▶ _Work task_: Give back each line of the material that contains the word "value".

*** Given data ***

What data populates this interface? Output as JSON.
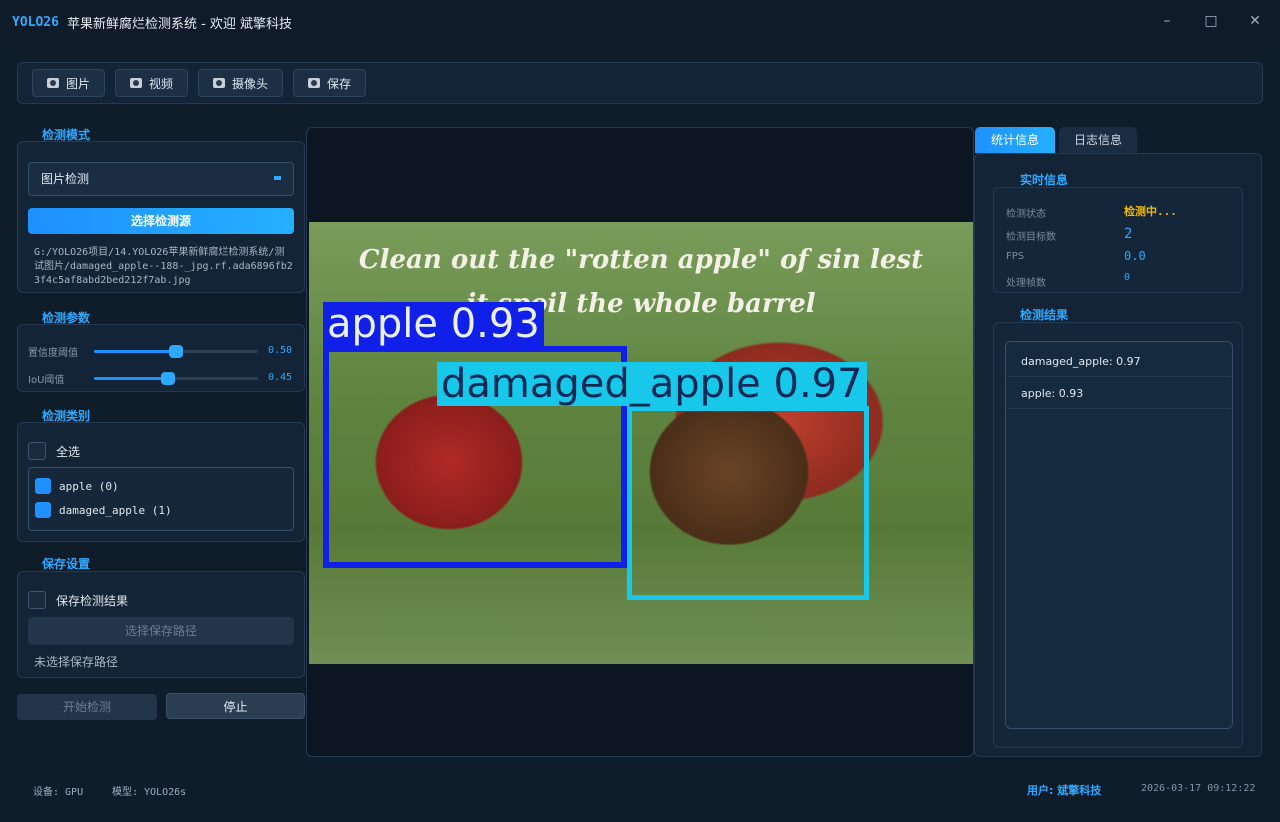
{
  "window": {
    "brand": "YOLO26",
    "title": "苹果新鲜腐烂检测系统 - 欢迎 斌擎科技",
    "controls": [
      "–",
      "□",
      "✕"
    ]
  },
  "toolbar": {
    "items": [
      {
        "label": "图片",
        "icon": "image-icon"
      },
      {
        "label": "视频",
        "icon": "video-icon"
      },
      {
        "label": "摄像头",
        "icon": "camera-icon"
      },
      {
        "label": "保存",
        "icon": "save-icon"
      }
    ]
  },
  "detection_mode": {
    "title": "检测模式",
    "selected": "图片检测",
    "select_source_label": "选择检测源",
    "path": "G:/YOLO26项目/14.YOLO26苹果新鲜腐烂检测系统/测试图片/damaged_apple--188-_jpg.rf.ada6896fb23f4c5af8abd2bed212f7ab.jpg"
  },
  "params": {
    "title": "检测参数",
    "confidence": {
      "label": "置信度阈值",
      "value": "0.50",
      "fraction": 0.5
    },
    "iou": {
      "label": "IoU阈值",
      "value": "0.45",
      "fraction": 0.45
    }
  },
  "classes": {
    "title": "检测类别",
    "select_all": "全选",
    "items": [
      "apple (0)",
      "damaged_apple (1)"
    ]
  },
  "save": {
    "title": "保存设置",
    "save_results": "保存检测结果",
    "choose_path": "选择保存路径",
    "path_status": "未选择保存路径"
  },
  "actions": {
    "start": "开始检测",
    "stop": "停止"
  },
  "image": {
    "caption_line1": "Clean out the \"rotten apple\" of sin lest",
    "caption_line2": "it spoil the whole barrel",
    "boxes": [
      {
        "label": "apple 0.93",
        "color": "#1020e8"
      },
      {
        "label": "damaged_apple 0.97",
        "color": "#18c8ea"
      }
    ]
  },
  "tabs": [
    "统计信息",
    "日志信息"
  ],
  "realtime": {
    "title": "实时信息",
    "rows": [
      {
        "label": "检测状态",
        "value": "检测中...",
        "color": "#f5b800"
      },
      {
        "label": "检测目标数",
        "value": "2",
        "color": "#2fa8ff"
      },
      {
        "label": "FPS",
        "value": "0.0",
        "color": "#2fa8ff"
      },
      {
        "label": "处理帧数",
        "value": "0",
        "color": "#2fa8ff"
      }
    ]
  },
  "results": {
    "title": "检测结果",
    "items": [
      "damaged_apple: 0.97",
      "apple: 0.93"
    ]
  },
  "status": {
    "device": "设备: GPU",
    "model": "模型: YOLO26s",
    "user": "用户: 斌擎科技",
    "time": "2026-03-17 09:12:22"
  }
}
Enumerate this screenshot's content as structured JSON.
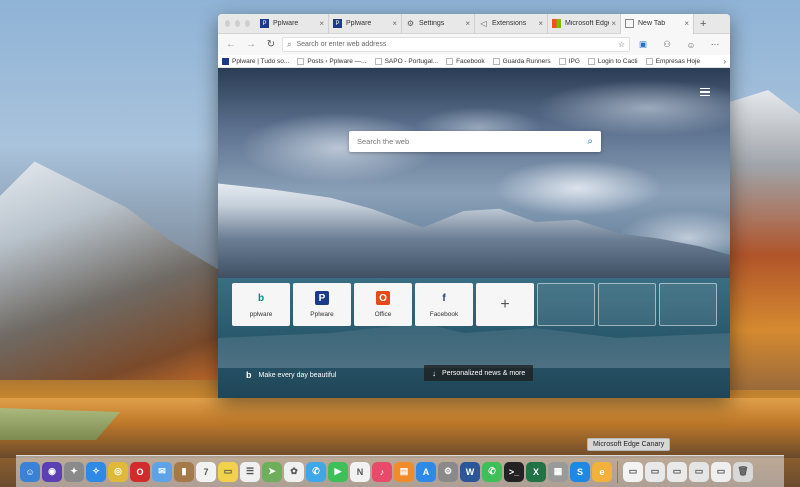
{
  "browser": {
    "tabs": [
      {
        "label": "Pplware",
        "icon": "pplware-icon",
        "active": false
      },
      {
        "label": "Pplware",
        "icon": "pplware-icon",
        "active": false
      },
      {
        "label": "Settings",
        "icon": "gear-icon",
        "active": false
      },
      {
        "label": "Extensions",
        "icon": "puzzle-icon",
        "active": false
      },
      {
        "label": "Microsoft Edge",
        "icon": "microsoft-icon",
        "active": false
      },
      {
        "label": "New Tab",
        "icon": "newtab-icon",
        "active": true
      }
    ],
    "new_tab_symbol": "+",
    "address": {
      "placeholder": "Search or enter web address"
    },
    "favorites": [
      {
        "label": "Pplware | Tudo so..."
      },
      {
        "label": "Posts ‹ Pplware —..."
      },
      {
        "label": "SAPO - Portugal..."
      },
      {
        "label": "Facebook"
      },
      {
        "label": "Guarda Runners"
      },
      {
        "label": "IPG"
      },
      {
        "label": "Login to Cacti"
      },
      {
        "label": "Empresas Hoje"
      }
    ],
    "favorites_more": "›"
  },
  "newtab": {
    "search_placeholder": "Search the web",
    "tiles": [
      {
        "label": "pplware",
        "logo": "b",
        "color": "#00897b"
      },
      {
        "label": "Pplware",
        "logo": "P",
        "color": "#1d3a8a"
      },
      {
        "label": "Office",
        "logo": "O",
        "color": "#e64a19"
      },
      {
        "label": "Facebook",
        "logo": "f",
        "color": "#1d3a8a"
      }
    ],
    "add_tile_symbol": "+",
    "empty_tiles": 3,
    "brand_text": "Make every day beautiful",
    "brand_icon": "b",
    "news_button": "Personalized news & more",
    "news_icon": "↓"
  },
  "dock": {
    "tooltip": "Microsoft Edge Canary",
    "apps": [
      {
        "name": "finder",
        "color": "#3b82d6",
        "glyph": "☺"
      },
      {
        "name": "siri",
        "color": "#5b3fb5",
        "glyph": "◉"
      },
      {
        "name": "launchpad",
        "color": "#8a8a8a",
        "glyph": "✦"
      },
      {
        "name": "safari",
        "color": "#2e8ae6",
        "glyph": "✧"
      },
      {
        "name": "chrome",
        "color": "#e0b93a",
        "glyph": "◎"
      },
      {
        "name": "opera",
        "color": "#d12b2b",
        "glyph": "O"
      },
      {
        "name": "mail",
        "color": "#5ea3e6",
        "glyph": "✉"
      },
      {
        "name": "notes-book",
        "color": "#a57a4a",
        "glyph": "▮"
      },
      {
        "name": "calendar",
        "color": "#f2f2f2",
        "glyph": "7"
      },
      {
        "name": "stickies",
        "color": "#f2d24a",
        "glyph": "▭"
      },
      {
        "name": "reminders",
        "color": "#f0f0f0",
        "glyph": "☰"
      },
      {
        "name": "maps",
        "color": "#6fae5a",
        "glyph": "➤"
      },
      {
        "name": "photos",
        "color": "#f0f0f0",
        "glyph": "✿"
      },
      {
        "name": "messages",
        "color": "#3fa7e8",
        "glyph": "✆"
      },
      {
        "name": "facetime",
        "color": "#3fbf5a",
        "glyph": "▶"
      },
      {
        "name": "news",
        "color": "#f2f2f2",
        "glyph": "N"
      },
      {
        "name": "music",
        "color": "#e84a6a",
        "glyph": "♪"
      },
      {
        "name": "books",
        "color": "#f08a2a",
        "glyph": "▤"
      },
      {
        "name": "app-store",
        "color": "#2e8ae6",
        "glyph": "A"
      },
      {
        "name": "system-preferences",
        "color": "#8a8a8a",
        "glyph": "⚙"
      },
      {
        "name": "word",
        "color": "#2b579a",
        "glyph": "W"
      },
      {
        "name": "whatsapp",
        "color": "#3fbf5a",
        "glyph": "✆"
      },
      {
        "name": "terminal",
        "color": "#222222",
        "glyph": ">_"
      },
      {
        "name": "excel",
        "color": "#217346",
        "glyph": "X"
      },
      {
        "name": "utility",
        "color": "#9a9a9a",
        "glyph": "▦"
      },
      {
        "name": "s-app",
        "color": "#1e88e5",
        "glyph": "S"
      },
      {
        "name": "edge-canary",
        "color": "#f2b13a",
        "glyph": "e"
      },
      {
        "name": "separator",
        "color": "",
        "glyph": ""
      },
      {
        "name": "doc-1",
        "color": "#f3f3f3",
        "glyph": "▭"
      },
      {
        "name": "doc-2",
        "color": "#e9e9e9",
        "glyph": "▭"
      },
      {
        "name": "doc-3",
        "color": "#eaeaea",
        "glyph": "▭"
      },
      {
        "name": "doc-4",
        "color": "#e5e5e5",
        "glyph": "▭"
      },
      {
        "name": "doc-5",
        "color": "#efefef",
        "glyph": "▭"
      },
      {
        "name": "trash",
        "color": "#d8d8d8",
        "glyph": "🗑"
      }
    ]
  }
}
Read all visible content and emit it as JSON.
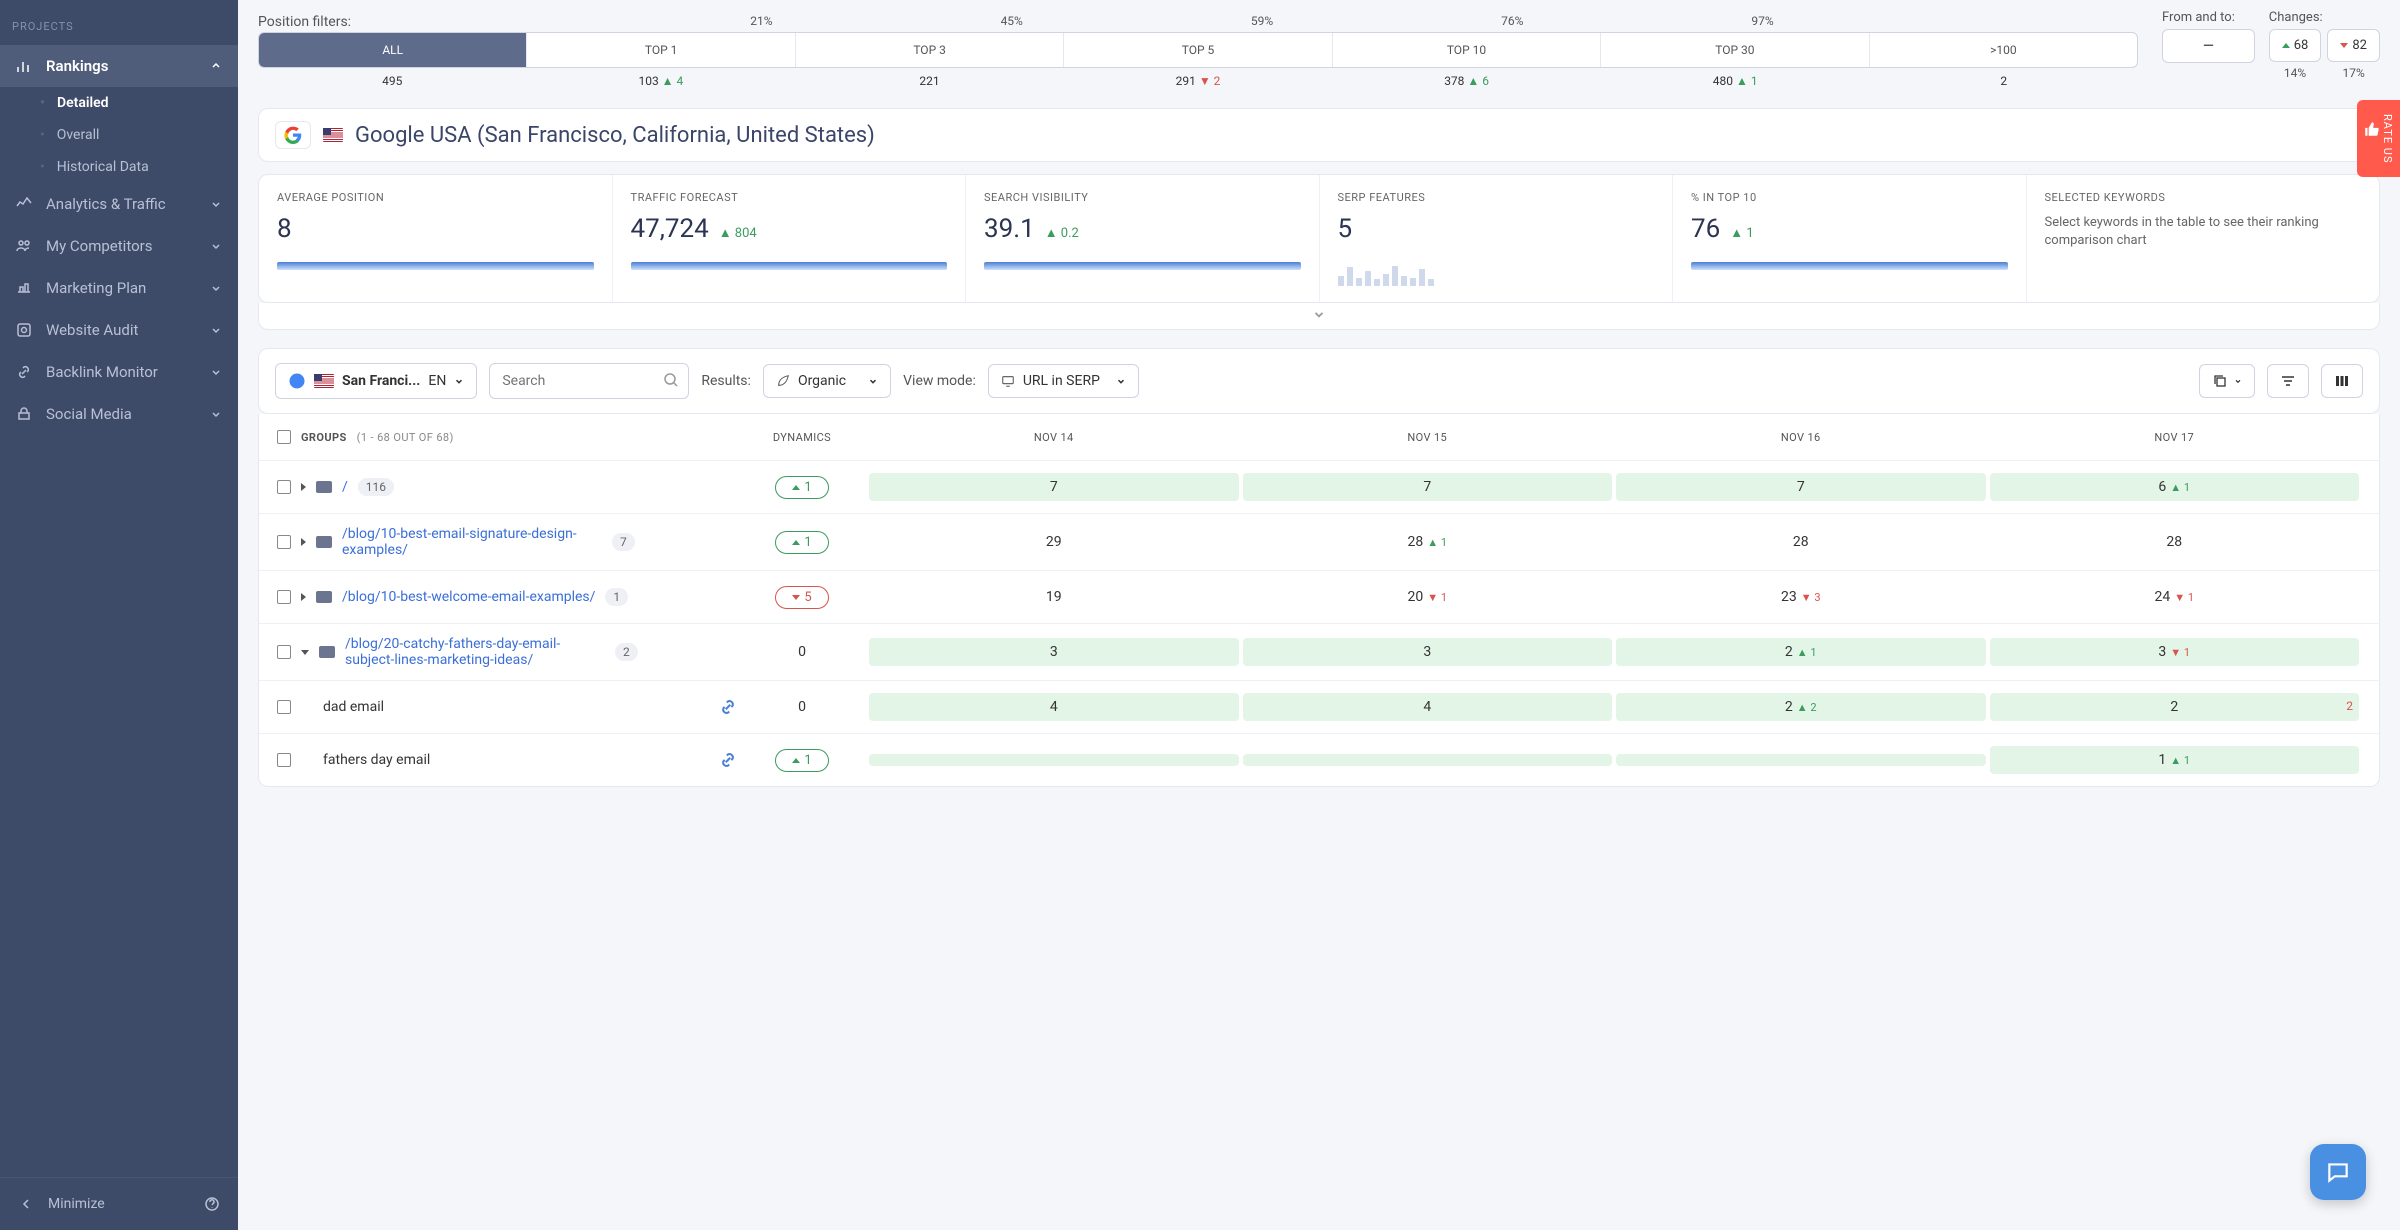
{
  "sidebar": {
    "header": "PROJECTS",
    "items": [
      {
        "label": "Rankings",
        "active": true,
        "sub": [
          {
            "label": "Detailed",
            "active": true
          },
          {
            "label": "Overall"
          },
          {
            "label": "Historical Data"
          }
        ]
      },
      {
        "label": "Analytics & Traffic"
      },
      {
        "label": "My Competitors"
      },
      {
        "label": "Marketing Plan"
      },
      {
        "label": "Website Audit"
      },
      {
        "label": "Backlink Monitor"
      },
      {
        "label": "Social Media"
      }
    ],
    "minimize": "Minimize"
  },
  "filters": {
    "label": "Position filters:",
    "top_pct": [
      "",
      "21%",
      "45%",
      "59%",
      "76%",
      "97%",
      ""
    ],
    "tabs": [
      "ALL",
      "TOP 1",
      "TOP 3",
      "TOP 5",
      "TOP 10",
      "TOP 30",
      ">100"
    ],
    "bottom": [
      {
        "v": "495"
      },
      {
        "v": "103",
        "d": "4",
        "dir": "up"
      },
      {
        "v": "221"
      },
      {
        "v": "291",
        "d": "2",
        "dir": "down"
      },
      {
        "v": "378",
        "d": "6",
        "dir": "up"
      },
      {
        "v": "480",
        "d": "1",
        "dir": "up"
      },
      {
        "v": "2"
      }
    ],
    "from_to": {
      "label": "From and to:",
      "value": "—"
    },
    "changes": {
      "label": "Changes:",
      "up": "68",
      "down": "82",
      "up_pct": "14%",
      "down_pct": "17%"
    }
  },
  "engine": {
    "title": "Google USA (San Francisco, California, United States)"
  },
  "metrics": [
    {
      "label": "AVERAGE POSITION",
      "value": "8"
    },
    {
      "label": "TRAFFIC FORECAST",
      "value": "47,724",
      "delta": "804",
      "dir": "up"
    },
    {
      "label": "SEARCH VISIBILITY",
      "value": "39.1",
      "delta": "0.2",
      "dir": "up"
    },
    {
      "label": "SERP FEATURES",
      "value": "5",
      "bars": true
    },
    {
      "label": "% IN TOP 10",
      "value": "76",
      "delta": "1",
      "dir": "up"
    },
    {
      "label": "SELECTED KEYWORDS",
      "hint": "Select keywords in the table to see their ranking comparison chart"
    }
  ],
  "toolbar": {
    "locale": "San Franci...",
    "lang": "EN",
    "search_ph": "Search",
    "results_label": "Results:",
    "results_val": "Organic",
    "view_label": "View mode:",
    "view_val": "URL in SERP"
  },
  "table": {
    "groups_label": "GROUPS",
    "groups_range": "(1 - 68 OUT OF 68)",
    "cols": [
      "DYNAMICS",
      "NOV 14",
      "NOV 15",
      "NOV 16",
      "NOV 17"
    ],
    "rows": [
      {
        "url": "/",
        "count": "116",
        "dyn": {
          "v": "1",
          "dir": "up"
        },
        "cells": [
          {
            "v": "7",
            "hl": true
          },
          {
            "v": "7",
            "hl": true
          },
          {
            "v": "7",
            "hl": true
          },
          {
            "v": "6",
            "d": "1",
            "dir": "up",
            "hl": true
          }
        ],
        "caret": "right"
      },
      {
        "url": "/blog/10-best-email-signature-design-examples/",
        "count": "7",
        "dyn": {
          "v": "1",
          "dir": "up"
        },
        "cells": [
          {
            "v": "29"
          },
          {
            "v": "28",
            "d": "1",
            "dir": "up"
          },
          {
            "v": "28"
          },
          {
            "v": "28"
          }
        ],
        "caret": "right"
      },
      {
        "url": "/blog/10-best-welcome-email-examples/",
        "count": "1",
        "dyn": {
          "v": "5",
          "dir": "down"
        },
        "cells": [
          {
            "v": "19"
          },
          {
            "v": "20",
            "d": "1",
            "dir": "down"
          },
          {
            "v": "23",
            "d": "3",
            "dir": "down"
          },
          {
            "v": "24",
            "d": "1",
            "dir": "down"
          }
        ],
        "caret": "right"
      },
      {
        "url": "/blog/20-catchy-fathers-day-email-subject-lines-marketing-ideas/",
        "count": "2",
        "dyn": {
          "v": "0",
          "plain": true
        },
        "cells": [
          {
            "v": "3",
            "hl": true
          },
          {
            "v": "3",
            "hl": true
          },
          {
            "v": "2",
            "d": "1",
            "dir": "up",
            "hl": true
          },
          {
            "v": "3",
            "d": "1",
            "dir": "down",
            "hl": true
          }
        ],
        "caret": "down"
      },
      {
        "kw": "dad email",
        "dyn": {
          "v": "0",
          "plain": true
        },
        "link": true,
        "cells": [
          {
            "v": "4",
            "hl": true
          },
          {
            "v": "4",
            "hl": true
          },
          {
            "v": "2",
            "d": "2",
            "dir": "up",
            "hl": true
          },
          {
            "v": "2",
            "hl": true,
            "extra_down": true
          }
        ]
      },
      {
        "kw": "fathers day email",
        "dyn": {
          "v": "1",
          "dir": "up"
        },
        "link": true,
        "cells": [
          {
            "v": "",
            "hl": true
          },
          {
            "v": "",
            "hl": true
          },
          {
            "v": "",
            "hl": true
          },
          {
            "v": "1",
            "d": "1",
            "dir": "up",
            "hl": true
          }
        ]
      }
    ]
  },
  "rate": "RATE US"
}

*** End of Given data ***

▶ _Solution_:
      "value": "0.50",
      "value": "0.45",
        "value": "检测中...",
        "value": "2",
        "value": "0.0",
        "value": "0",
      "value": "—"
      "value": "8"
      "value": "47,724",
      "value": "39.1",
      "value": "5",
      "value": "76",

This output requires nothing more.